2. Take things in stages:
You can minimize your risk by piecing into your positions and thus not being at the mercy of a fully leveraged position. If your positions go your way, which happens more times than not in a smaller position, then you have the psychological and financial edge to commit more money to a winning position.
3. Look for value:
During volatile markets many traders lose sight of the bigger picture and just fire away hoping something “sticks.” A good balanced trading portfolio is most prudent due to rotating sectors and will even balance out some of the weaker positions. The first rule I learned in business school and I’ve heard it a million times since is the key to longevity in the markets is diversification.
4. Look for quality:

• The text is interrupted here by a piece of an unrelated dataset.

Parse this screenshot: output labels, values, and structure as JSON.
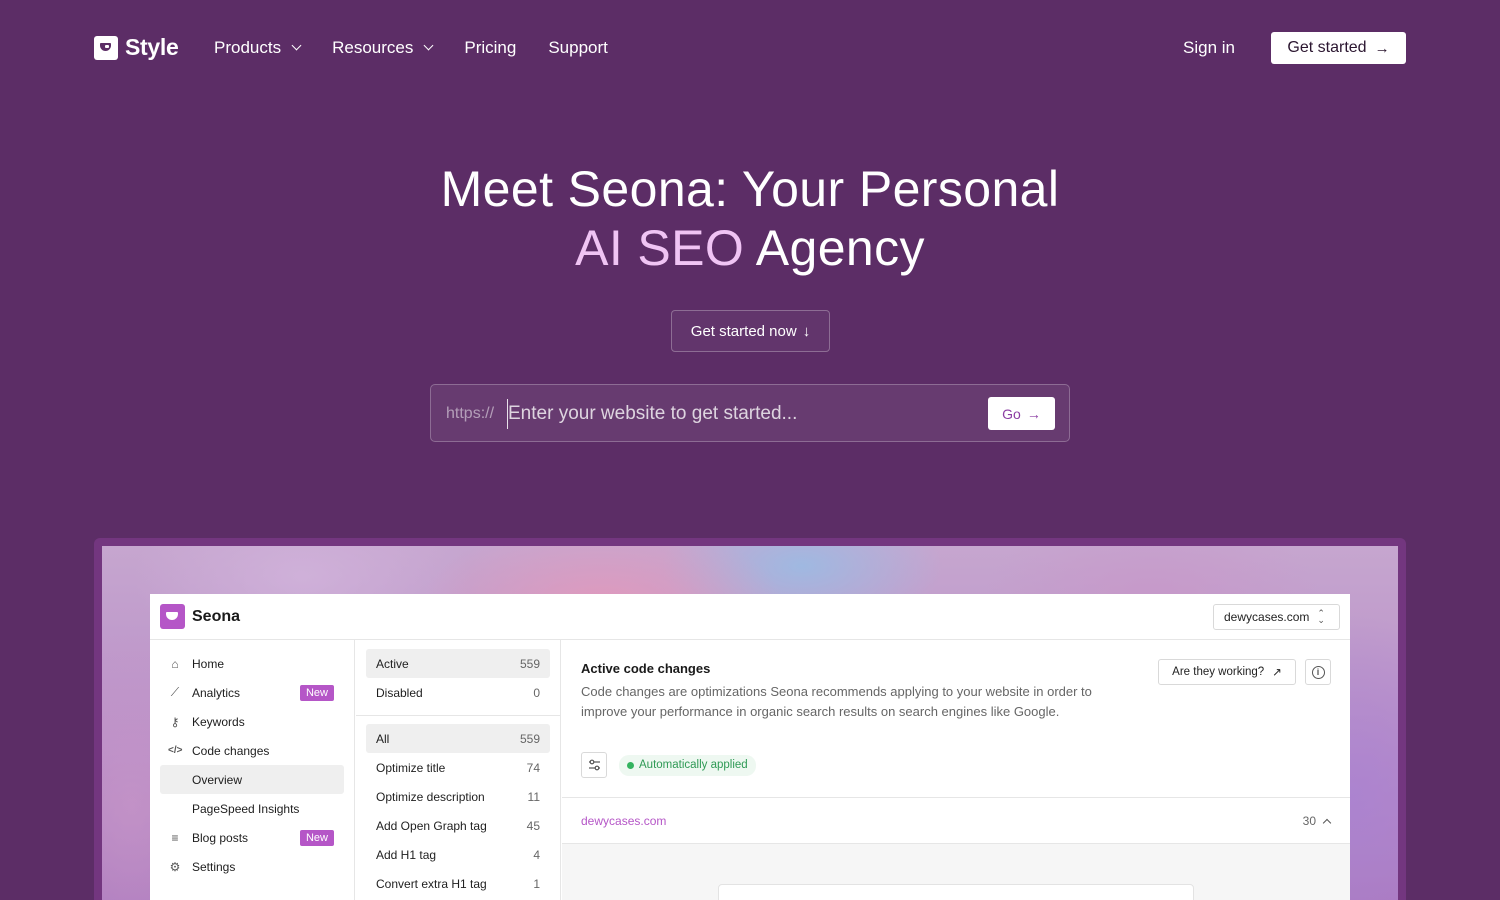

That means identifying which stocks in the various sectors are the “best of breed.” These stocks are the leaders and when one of them is strong then it is a good sign for the group. Don’t buy the laggards. It’s no secret that the best quality companies have proved better investments over time so even if your timing is off, more times than not we go in the stocks that were strongest the previous day/week etc.